On July 7, 2013, Walter Rediske, owner and chief pilot of Rediske Air, LLC (“Rediske Air”) was transporting guests in a deHavilland DHC-3 Otter aircraft to the Bear Mountain Lodge when the plane crashed following its takeoff from the Soldotna Airport. Walter Rediske and all of the passengers died in the crash. The survivors and estates of the deceased filed various lawsuits related to the crash. They filed one lawsuit in the District of Alaska against Rediske Air, Rediske Family Defendants, and the estate of Walter Rediske. They filed a separate lawsuit in the District of Alaska against BML and other companies that allegedly modified or provided parts to the aircraft involved in the crash. One of the companies then filed a third-party claim against Rediske Air, Rediske Family Defendants, and the estate of Walter Rediske. In a third and separate lawsuit brought in the District of Alaska, the estate of Walter Rediske sued BML and Rediske Family Defendants. They also filed a parallel lawsuit in state court. The three District of Alaska cases have been consolidated. The parties have not informed the court as to the status of the state court case.

Bear Mountain Lodge, LLC is named as the insured on a Great Divide insurance policy that was in effect at the time of the crash. Defendants Merrill M. McGahan, Lauri B. Johnson, and Merrill Marie McGahan are the owners of Bear Mountain Lodge, LLC, and, as such, are potential additional insureds under the policy. BML, through its attorney, reported the litigation to Great Divide. Great Divide sent BML’s attorney a reservation-of-rights letter. The letter explained Great Divide’s position that provisions in BML’s insurance policy may exclude coverage for the claims arising from the airplane crash. In addition, the letter explained that Great Divide would pay the attorneys’ fees and costs BML incurred in the defense of those claims as to which Great Divide had reserved its rights. Two months later, Great Divide filed a complaint for declaratory judgment, asking that the court determine its obligations under BML’s insurance policy. Specifically, Great Divide contends that there are three exclusions in the policy that disclaim coverage for the accident: 1) the “Aircraft Exclusion”; 2) the “Designated Operations Exclusion”; and 3) the “Contractors Exclusion.” BML filed a motion for summary judgment, asking the court to find the three exclusions inapplicable and hold Great Divide liable for coverage under the policy. While the motion for summary judgment was pending, Rediske Family Defendants moved to stay the declaratory judgment action. BML does not oppose a stay, provided Great Divide continues to provide a defense under a reservation of rights. Great Divide has acquiesced in the request to stay proceedings concerning the Aircraft Exclusion and the Designated Operations Exclusion, but contends that the court should not stay proceedings relating to the Contractors Exclusion.

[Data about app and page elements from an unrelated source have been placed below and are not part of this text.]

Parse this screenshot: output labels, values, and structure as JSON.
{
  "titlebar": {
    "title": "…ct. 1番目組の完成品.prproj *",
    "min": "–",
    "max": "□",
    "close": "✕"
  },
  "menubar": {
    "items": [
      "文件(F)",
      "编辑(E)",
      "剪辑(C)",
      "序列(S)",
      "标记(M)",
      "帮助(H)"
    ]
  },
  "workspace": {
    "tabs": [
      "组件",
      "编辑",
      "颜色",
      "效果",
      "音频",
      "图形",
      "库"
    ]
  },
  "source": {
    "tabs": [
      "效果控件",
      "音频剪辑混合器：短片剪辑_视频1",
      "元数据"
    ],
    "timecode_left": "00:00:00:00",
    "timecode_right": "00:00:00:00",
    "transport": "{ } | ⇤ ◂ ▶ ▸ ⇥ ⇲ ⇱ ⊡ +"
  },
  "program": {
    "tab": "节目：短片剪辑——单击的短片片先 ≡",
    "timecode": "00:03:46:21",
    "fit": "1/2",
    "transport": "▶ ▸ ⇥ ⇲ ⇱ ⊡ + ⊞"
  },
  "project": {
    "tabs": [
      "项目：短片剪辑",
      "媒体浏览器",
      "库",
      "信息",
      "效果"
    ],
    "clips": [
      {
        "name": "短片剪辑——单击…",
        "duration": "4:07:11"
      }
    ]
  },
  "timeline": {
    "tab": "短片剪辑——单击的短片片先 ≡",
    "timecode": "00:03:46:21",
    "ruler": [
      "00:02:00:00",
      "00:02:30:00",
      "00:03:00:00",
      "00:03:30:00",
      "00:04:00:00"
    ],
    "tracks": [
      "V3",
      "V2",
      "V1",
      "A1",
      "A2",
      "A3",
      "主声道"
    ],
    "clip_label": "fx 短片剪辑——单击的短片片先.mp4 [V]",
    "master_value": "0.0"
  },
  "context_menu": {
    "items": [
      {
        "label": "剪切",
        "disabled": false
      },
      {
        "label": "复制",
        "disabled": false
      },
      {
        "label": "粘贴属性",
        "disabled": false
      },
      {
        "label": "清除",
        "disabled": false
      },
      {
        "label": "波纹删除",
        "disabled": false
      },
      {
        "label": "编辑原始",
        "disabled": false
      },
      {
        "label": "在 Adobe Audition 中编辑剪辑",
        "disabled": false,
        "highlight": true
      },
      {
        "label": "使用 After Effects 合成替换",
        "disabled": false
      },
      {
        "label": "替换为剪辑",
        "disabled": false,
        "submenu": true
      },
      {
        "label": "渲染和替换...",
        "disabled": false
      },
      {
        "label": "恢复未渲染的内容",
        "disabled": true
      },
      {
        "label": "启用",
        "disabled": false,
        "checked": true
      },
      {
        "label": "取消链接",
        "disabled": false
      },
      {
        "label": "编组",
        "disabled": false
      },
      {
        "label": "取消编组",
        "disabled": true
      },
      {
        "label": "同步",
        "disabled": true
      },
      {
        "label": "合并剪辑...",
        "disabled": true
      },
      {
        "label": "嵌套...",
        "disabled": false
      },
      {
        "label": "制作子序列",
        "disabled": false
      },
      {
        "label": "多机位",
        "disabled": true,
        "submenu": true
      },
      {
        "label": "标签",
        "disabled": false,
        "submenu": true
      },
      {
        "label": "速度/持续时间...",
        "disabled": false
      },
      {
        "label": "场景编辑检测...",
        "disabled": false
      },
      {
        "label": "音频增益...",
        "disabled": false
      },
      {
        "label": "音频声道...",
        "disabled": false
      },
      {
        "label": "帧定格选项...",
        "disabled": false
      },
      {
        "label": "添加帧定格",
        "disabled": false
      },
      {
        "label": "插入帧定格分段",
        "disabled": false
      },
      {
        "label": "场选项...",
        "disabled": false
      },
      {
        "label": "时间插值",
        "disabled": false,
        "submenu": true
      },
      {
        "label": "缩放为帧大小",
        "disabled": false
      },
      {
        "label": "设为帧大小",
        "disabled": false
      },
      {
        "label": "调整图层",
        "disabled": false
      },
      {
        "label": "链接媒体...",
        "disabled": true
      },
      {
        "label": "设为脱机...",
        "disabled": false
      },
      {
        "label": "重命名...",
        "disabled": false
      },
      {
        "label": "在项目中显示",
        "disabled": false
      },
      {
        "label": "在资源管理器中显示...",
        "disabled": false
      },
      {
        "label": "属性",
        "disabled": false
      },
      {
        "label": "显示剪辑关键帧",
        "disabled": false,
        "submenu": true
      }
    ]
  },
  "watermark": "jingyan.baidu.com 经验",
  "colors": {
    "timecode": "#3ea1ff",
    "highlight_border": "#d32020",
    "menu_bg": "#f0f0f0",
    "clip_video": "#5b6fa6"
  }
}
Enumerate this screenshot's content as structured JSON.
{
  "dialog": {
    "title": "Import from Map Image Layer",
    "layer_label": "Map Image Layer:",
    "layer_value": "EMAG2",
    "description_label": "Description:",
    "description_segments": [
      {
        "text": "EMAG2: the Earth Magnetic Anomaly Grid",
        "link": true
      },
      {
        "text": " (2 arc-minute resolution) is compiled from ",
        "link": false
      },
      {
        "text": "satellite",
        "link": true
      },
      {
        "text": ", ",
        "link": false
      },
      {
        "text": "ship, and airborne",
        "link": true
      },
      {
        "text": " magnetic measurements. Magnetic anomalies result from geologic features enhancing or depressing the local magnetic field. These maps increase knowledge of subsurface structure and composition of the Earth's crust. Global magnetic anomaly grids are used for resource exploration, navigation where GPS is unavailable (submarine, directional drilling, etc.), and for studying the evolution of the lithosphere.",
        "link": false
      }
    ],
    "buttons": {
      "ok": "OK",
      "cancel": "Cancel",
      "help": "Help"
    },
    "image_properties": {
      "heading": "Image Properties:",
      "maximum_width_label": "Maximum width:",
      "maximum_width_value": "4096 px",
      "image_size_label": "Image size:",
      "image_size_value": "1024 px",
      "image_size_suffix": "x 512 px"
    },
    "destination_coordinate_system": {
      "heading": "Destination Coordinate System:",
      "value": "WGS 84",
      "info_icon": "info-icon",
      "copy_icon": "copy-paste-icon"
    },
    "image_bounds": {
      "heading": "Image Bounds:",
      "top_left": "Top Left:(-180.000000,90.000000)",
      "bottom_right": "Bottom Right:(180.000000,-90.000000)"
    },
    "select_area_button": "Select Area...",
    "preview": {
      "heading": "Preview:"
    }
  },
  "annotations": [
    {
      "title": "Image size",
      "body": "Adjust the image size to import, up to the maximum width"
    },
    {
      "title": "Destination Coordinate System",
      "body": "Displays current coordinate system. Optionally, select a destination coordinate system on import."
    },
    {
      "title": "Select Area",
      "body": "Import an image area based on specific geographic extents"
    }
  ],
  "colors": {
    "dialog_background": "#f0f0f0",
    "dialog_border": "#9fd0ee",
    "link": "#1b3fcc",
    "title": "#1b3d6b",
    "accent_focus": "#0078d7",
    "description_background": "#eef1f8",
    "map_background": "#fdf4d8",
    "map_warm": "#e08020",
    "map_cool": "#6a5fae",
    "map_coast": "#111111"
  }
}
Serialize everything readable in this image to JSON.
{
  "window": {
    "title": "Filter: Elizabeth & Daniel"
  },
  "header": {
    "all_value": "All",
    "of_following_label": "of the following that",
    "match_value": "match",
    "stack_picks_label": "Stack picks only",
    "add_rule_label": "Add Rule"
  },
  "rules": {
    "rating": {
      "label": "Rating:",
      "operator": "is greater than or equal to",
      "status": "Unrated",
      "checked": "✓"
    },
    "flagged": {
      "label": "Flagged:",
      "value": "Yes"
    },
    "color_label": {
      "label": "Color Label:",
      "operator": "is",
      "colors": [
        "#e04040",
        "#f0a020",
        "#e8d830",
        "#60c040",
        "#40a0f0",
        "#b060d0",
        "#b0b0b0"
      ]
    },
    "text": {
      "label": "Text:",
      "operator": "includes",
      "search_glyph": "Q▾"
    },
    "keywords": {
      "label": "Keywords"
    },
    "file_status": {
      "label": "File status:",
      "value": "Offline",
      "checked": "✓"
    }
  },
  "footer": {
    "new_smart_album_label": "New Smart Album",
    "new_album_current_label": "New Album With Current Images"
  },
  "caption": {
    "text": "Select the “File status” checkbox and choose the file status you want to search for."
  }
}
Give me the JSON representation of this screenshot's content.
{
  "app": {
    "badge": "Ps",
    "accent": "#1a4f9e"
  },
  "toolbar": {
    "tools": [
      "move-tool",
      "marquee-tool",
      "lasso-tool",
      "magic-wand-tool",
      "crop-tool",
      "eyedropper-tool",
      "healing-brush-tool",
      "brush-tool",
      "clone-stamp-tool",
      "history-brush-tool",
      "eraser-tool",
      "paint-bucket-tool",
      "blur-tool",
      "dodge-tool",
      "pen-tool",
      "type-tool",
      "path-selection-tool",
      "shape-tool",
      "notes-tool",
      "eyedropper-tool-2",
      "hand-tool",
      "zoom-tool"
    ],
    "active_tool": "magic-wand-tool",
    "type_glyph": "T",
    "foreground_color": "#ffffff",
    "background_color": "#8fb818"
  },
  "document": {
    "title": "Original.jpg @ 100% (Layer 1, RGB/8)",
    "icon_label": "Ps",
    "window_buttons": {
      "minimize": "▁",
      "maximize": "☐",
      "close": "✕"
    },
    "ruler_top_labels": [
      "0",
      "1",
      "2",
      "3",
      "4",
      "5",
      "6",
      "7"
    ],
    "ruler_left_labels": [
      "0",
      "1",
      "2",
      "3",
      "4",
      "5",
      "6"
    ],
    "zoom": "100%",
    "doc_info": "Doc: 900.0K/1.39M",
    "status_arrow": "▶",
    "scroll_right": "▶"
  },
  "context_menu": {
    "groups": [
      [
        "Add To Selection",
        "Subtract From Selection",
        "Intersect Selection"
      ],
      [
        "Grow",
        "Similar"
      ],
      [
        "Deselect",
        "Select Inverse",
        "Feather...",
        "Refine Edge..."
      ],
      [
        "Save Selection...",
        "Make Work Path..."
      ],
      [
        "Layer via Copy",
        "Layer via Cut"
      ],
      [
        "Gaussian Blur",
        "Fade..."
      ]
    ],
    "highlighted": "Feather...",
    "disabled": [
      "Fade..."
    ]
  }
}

III. STANDARD OF REVIEW

The Declaratory Judgment Act requires that a declaratory judgment action present an actual case or controversy under Article III of the Constitution and be consistent with statutes governing the jurisdiction of federal courts.[1] “If the suit passes constitutional and statutory muster, the district court must also be satisfied that entertaining the action is appropriate.”[2] Such a determination is discretionary and based on prudential considerations. The prudential considerations are as follows:

(1) Avoiding the needless determination of state law issues;
(2) Discouraging the filing of declaratory actions as a means of forum shopping;
(3) Avoiding duplicative litigation;
(4) Resolving all aspects of the controversy in a single proceeding if possible;
(5) Avoiding intervention unless the declaratory action will serve a useful purpose in clarifying the legal relations at issue;
(6) Avoiding procedural fencing or permitting one party to obtain an unjust res judicata advantage ...

Buy This Entire Record For $7.95

Download the entire decision to receive the complete text, official citation,
docket number, dissents and concurrences, and footnotes for this case.

Learn more about what you receive with purchase of this case.